KABUL (Reuters) – Women will be included for the first time in the Taliban delegation to peace talks in Qatar this month, the movement’s main spokesman said on Monday, ahead of the latest round of meetings aimed at ending the war in Afghanistan.
FILE PHOTO: Afghan women line up at a polling station during parliamentary elections in Kabul, Afghanistan October 20, 2018.REUTERS/Mohammad Ismail/File Photo
For a group notorious for its strictly conservative attitude to women’s rights, the move represents a step towards addressing demands that women be included in the talks, intended to lay the foundations for a future peace settlement.
The April 19-21 meeting in Doha will be between the Taliban and a delegation comprising prominent Afghans, including opposition politicians and civil society activists. It follows similar talks between the two sides in Moscow in February.
“There will be women among Taliban delegation members in the Doha, Qatar meeting,” Zabihullah Mujahid, the Taliban’s main spokesman, said by telephone.
He did not name the women, but added, “These women have no family relationship with the senior members of the Taliban, they are normal Afghans, from inside and outside the country, who have been supporters and part of the struggle of the Islamic Emirate”.
In a tweet, he specified that the women would only join the discussions with Afghan civil society and political representatives, not in the main negotiations with American officials, led by U.S. special peace envoy Zalmay Khalilzad.
The Taliban have maintained their rejection of formal talks with the government, which they dismiss as a “puppet” regime controlled by the United States.
While Afghanistan remains a deeply conservative country, especially in rural areas, there have been major advances in women’s rights since the U.S-led campaign of 2001 that toppled the Taliban government. Many women fear that if the group regains some power, many of these gains could be erased.
The movement gained worldwide notoriety when it came to power in the 1990s by forcing women to wear full facial covering and imposing severe restrictions including banning girls from school and forbidding women from working outside the home.
However, Taliban spokesmen say the group has changed and it encourages girls’ education and other women’s rights within an Islamic Sharia system.
Civil society groups, the Western-backed government and Afghanistan’s international partners have pressed for women to take part in the talks and news of the Taliban delegation was welcomed.
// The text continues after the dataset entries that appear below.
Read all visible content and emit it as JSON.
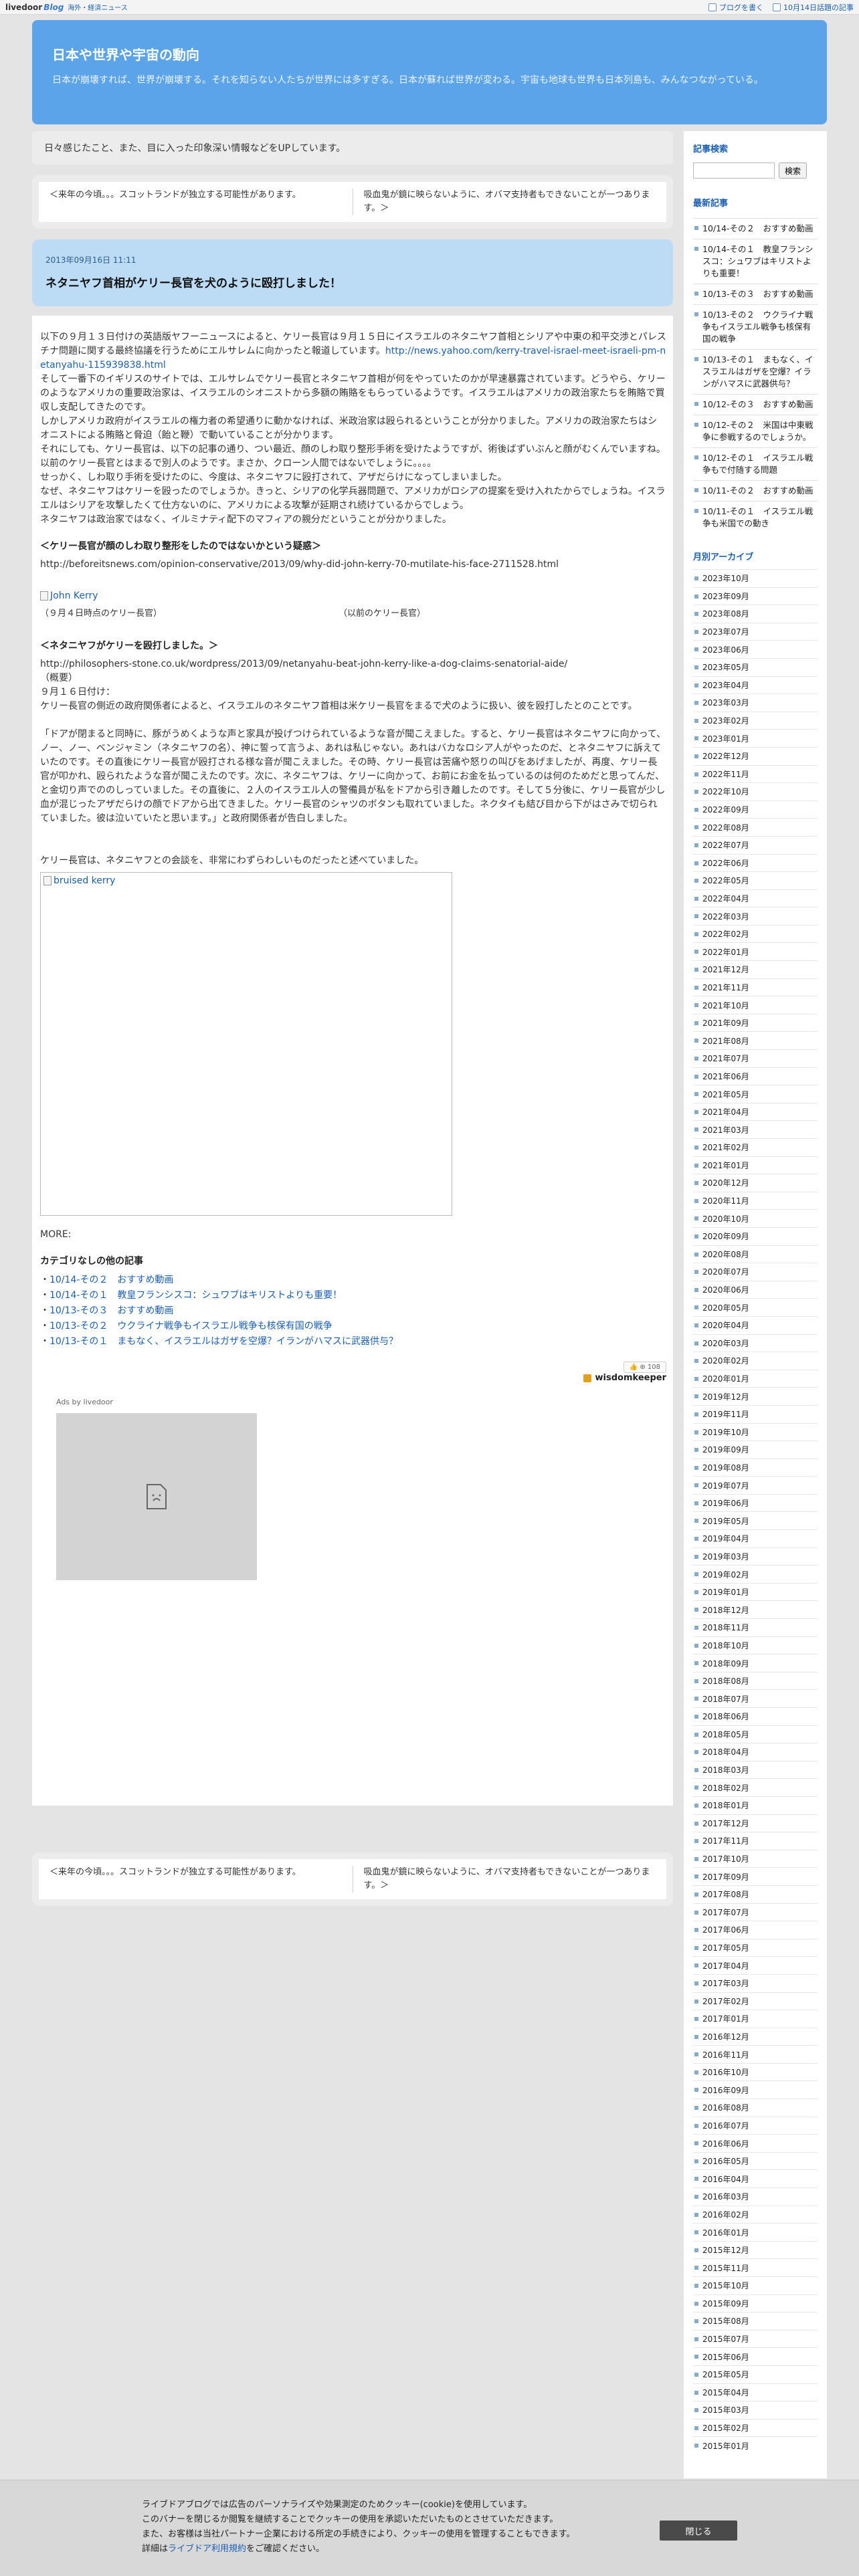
{
  "topbar": {
    "logo": "livedoor",
    "logo_blog": "Blog",
    "news_link": "海外・経済ニュース",
    "write_blog": "ブログを書く",
    "trending": "10月14日話題の記事"
  },
  "header": {
    "title": "日本や世界や宇宙の動向",
    "description": "日本が崩壊すれば、世界が崩壊する。それを知らない人たちが世界には多すぎる。日本が蘇れば世界が変わる。宇宙も地球も世界も日本列島も、みんなつながっている。"
  },
  "intro": "日々感じたこと、また、目に入った印象深い情報などをUPしています。",
  "pager": {
    "prev": "＜来年の今頃。。。スコットランドが独立する可能性があります。",
    "next": "吸血鬼が鏡に映らないように、オバマ支持者もできないことが一つあります。＞"
  },
  "post": {
    "date": "2013年09月16日 11:11",
    "title": "ネタニヤフ首相がケリー長官を犬のように殴打しました！",
    "para1": "以下の９月１３日付けの英語版ヤフーニュースによると、ケリー長官は９月１５日にイスラエルのネタニヤフ首相とシリアや中東の和平交渉とパレスチナ問題に関する最終協議を行うためにエルサレムに向かったと報道しています。",
    "link1": "http://news.yahoo.com/kerry-travel-israel-meet-israeli-pm-netanyahu-115939838.html",
    "para2": "そして一番下のイギリスのサイトでは、エルサレムでケリー長官とネタニヤフ首相が何をやっていたのかが早速暴露されています。どうやら、ケリーのようなアメリカの重要政治家は、イスラエルのシオニストから多額の賄賂をもらっているようです。イスラエルはアメリカの政治家たちを賄賂で買収し支配してきたのです。",
    "para3": "しかしアメリカ政府がイスラエルの権力者の希望通りに動かなければ、米政治家は殴られるということが分かりました。アメリカの政治家たちはシオニストによる賄賂と脅迫（飴と鞭）で動いていることが分かります。",
    "para4": "それにしても、ケリー長官は、以下の記事の通り、つい最近、顔のしわ取り整形手術を受けたようですが、術後ばずいぶんと顔がむくんでいますね。以前のケリー長官とはまるで別人のようです。まさか、クローン人間ではないでしょうに。。。。",
    "para5": "せっかく、しわ取り手術を受けたのに、今度は、ネタニヤフに殴打されて、アザだらけになってしまいました。",
    "para6": "なぜ、ネタニヤフはケリーを殴ったのでしょうか。きっと、シリアの化学兵器問題で、アメリカがロシアの提案を受け入れたからでしょうね。イスラエルはシリアを攻撃したくて仕方ないのに、アメリカによる攻撃が延期され続けているからでしょう。",
    "para7": "ネタニヤフは政治家ではなく、イルミナティ配下のマフィアの親分だということが分かりました。",
    "heading1": "＜ケリー長官が顔のしわ取り整形をしたのではないかという疑惑＞",
    "link2": "http://beforeitsnews.com/opinion-conservative/2013/09/why-did-john-kerry-70-mutilate-his-face-2711528.html",
    "img1_alt": "John Kerry",
    "caption_left": "（９月４日時点のケリー長官）",
    "caption_right": "（以前のケリー長官）",
    "heading2": "＜ネタニヤフがケリーを殴打しました。＞",
    "src3": "http://philosophers-stone.co.uk/wordpress/2013/09/netanyahu-beat-john-kerry-like-a-dog-claims-senatorial-aide/",
    "summary_label": "（概要）",
    "summary_date": "９月１６日付け：",
    "summary1": "ケリー長官の側近の政府関係者によると、イスラエルのネタニヤフ首相は米ケリー長官をまるで犬のように扱い、彼を殴打したとのことです。",
    "quote": "「ドアが閉まると同時に、豚がうめくような声と家具が投げつけられているような音が聞こえました。すると、ケリー長官はネタニヤフに向かって、ノー、ノー、ベンジャミン（ネタニヤフの名）、神に誓って言うよ、あれは私じゃない。あれはバカなロシア人がやったのだ、とネタニヤフに訴えていたのです。その直後にケリー長官が殴打される様な音が聞こえました。その時、ケリー長官は苦痛や怒りの叫びをあげましたが、再度、ケリー長官が叩かれ、殴られたような音が聞こえたのです。次に、ネタニヤフは、ケリーに向かって、お前にお金を払っているのは何のためだと思ってんだ、と金切り声でののしっていました。その直後に、２人のイスラエル人の警備員が私をドアから引き離したのです。そして５分後に、ケリー長官が少し血が混じったアザだらけの顔でドアから出てきました。ケリー長官のシャツのボタンも取れていました。ネクタイも結び目から下がはさみで切られていました。彼は泣いていたと思います。」と政府関係者が告白しました。",
    "after_quote": "ケリー長官は、ネタニヤフとの会談を、非常にわずらわしいものだったと述べていました。",
    "img2_alt": "bruised kerry",
    "more": "MORE:",
    "category_heading": "カテゴリなしの他の記事",
    "related": [
      "10/14-その２　おすすめ動画",
      "10/14-その１　教皇フランシスコ：シュワブはキリストよりも重要！",
      "10/13-その３　おすすめ動画",
      "10/13-その２　ウクライナ戦争もイスラエル戦争も核保有国の戦争",
      "10/13-その１　まもなく、イスラエルはガザを空爆？イランがハマスに武器供与？"
    ],
    "like_count": "108",
    "author": "wisdomkeeper",
    "ad_label": "Ads by livedoor"
  },
  "sidebar": {
    "search_heading": "記事検索",
    "search_button": "検索",
    "search_placeholder": "",
    "recent_heading": "最新記事",
    "recent": [
      "10/14-その２　おすすめ動画",
      "10/14-その１　教皇フランシスコ：シュワブはキリストよりも重要！",
      "10/13-その３　おすすめ動画",
      "10/13-その２　ウクライナ戦争もイスラエル戦争も核保有国の戦争",
      "10/13-その１　まもなく、イスラエルはガザを空爆？イランがハマスに武器供与？",
      "10/12-その３　おすすめ動画",
      "10/12-その２　米国は中東戦争に参戦するのでしょうか。",
      "10/12-その１　イスラエル戦争もで付随する問題",
      "10/11-その２　おすすめ動画",
      "10/11-その１　イスラエル戦争も米国での動き"
    ],
    "archive_heading": "月別アーカイブ",
    "archive": [
      "2023年10月",
      "2023年09月",
      "2023年08月",
      "2023年07月",
      "2023年06月",
      "2023年05月",
      "2023年04月",
      "2023年03月",
      "2023年02月",
      "2023年01月",
      "2022年12月",
      "2022年11月",
      "2022年10月",
      "2022年09月",
      "2022年08月",
      "2022年07月",
      "2022年06月",
      "2022年05月",
      "2022年04月",
      "2022年03月",
      "2022年02月",
      "2022年01月",
      "2021年12月",
      "2021年11月",
      "2021年10月",
      "2021年09月",
      "2021年08月",
      "2021年07月",
      "2021年06月",
      "2021年05月",
      "2021年04月",
      "2021年03月",
      "2021年02月",
      "2021年01月",
      "2020年12月",
      "2020年11月",
      "2020年10月",
      "2020年09月",
      "2020年08月",
      "2020年07月",
      "2020年06月",
      "2020年05月",
      "2020年04月",
      "2020年03月",
      "2020年02月",
      "2020年01月",
      "2019年12月",
      "2019年11月",
      "2019年10月",
      "2019年09月",
      "2019年08月",
      "2019年07月",
      "2019年06月",
      "2019年05月",
      "2019年04月",
      "2019年03月",
      "2019年02月",
      "2019年01月",
      "2018年12月",
      "2018年11月",
      "2018年10月",
      "2018年09月",
      "2018年08月",
      "2018年07月",
      "2018年06月",
      "2018年05月",
      "2018年04月",
      "2018年03月",
      "2018年02月",
      "2018年01月",
      "2017年12月",
      "2017年11月",
      "2017年10月",
      "2017年09月",
      "2017年08月",
      "2017年07月",
      "2017年06月",
      "2017年05月",
      "2017年04月",
      "2017年03月",
      "2017年02月",
      "2017年01月",
      "2016年12月",
      "2016年11月",
      "2016年10月",
      "2016年09月",
      "2016年08月",
      "2016年07月",
      "2016年06月",
      "2016年05月",
      "2016年04月",
      "2016年03月",
      "2016年02月",
      "2016年01月",
      "2015年12月",
      "2015年11月",
      "2015年10月",
      "2015年09月",
      "2015年08月",
      "2015年07月",
      "2015年06月",
      "2015年05月",
      "2015年04月",
      "2015年03月",
      "2015年02月",
      "2015年01月"
    ]
  },
  "cookie": {
    "line1": "ライブドアブログでは広告のパーソナライズや効果測定のためクッキー(cookie)を使用しています。",
    "line2": "このバナーを閉じるか閲覧を継続することでクッキーの使用を承認いただいたものとさせていただきます。",
    "line3": "また、お客様は当社パートナー企業における所定の手続きにより、クッキーの使用を管理することもできます。",
    "line4_pre": "詳細は",
    "line4_link": "ライブドア利用規約",
    "line4_post": "をご確認ください。",
    "close": "閉じる"
  }
}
Fawzia Koofi, a former member of parliament who took part in the meetings in Moscow, said the presence of women in the Taliban team was a “good step”.
“Only women can feel the pain and miseries that Afghan women have suffered. The presence of women among the Taliban negotiators shows that the Taliban’s ideology has changed.”
Jeanne Shaheen, a member of the U.S. Senate Armed Services Committee, who has been pressing for women to play a role in the peace talks said the process should be inclusive.
Future international support for Afghanistan could be affected by whether women’s rights were properly respected in any settlement, she said.
“There are certain levers that we have, that the Taliban are interested in,” she told reporters in Kabul, where she was visiting as part of a Congressional delegation. “There is going to be an interest in economic support after the conflict ends.”
“I think if the Taliban has any interest in getting international support … it would be in their interest to recognize the importance of including women and including human rights as part of any settlement that happens.”
(This story corrects paragraph 3 to make clear April 19-21 talks are between the Taliban and a delegation of prominent Afghans, not with U.S. officials. Corrects name in paragraph 13 to Jeanne (not Jean).)
Additional reporting by James Mackenzie; Editing by Frances Kerry and Toby Chopra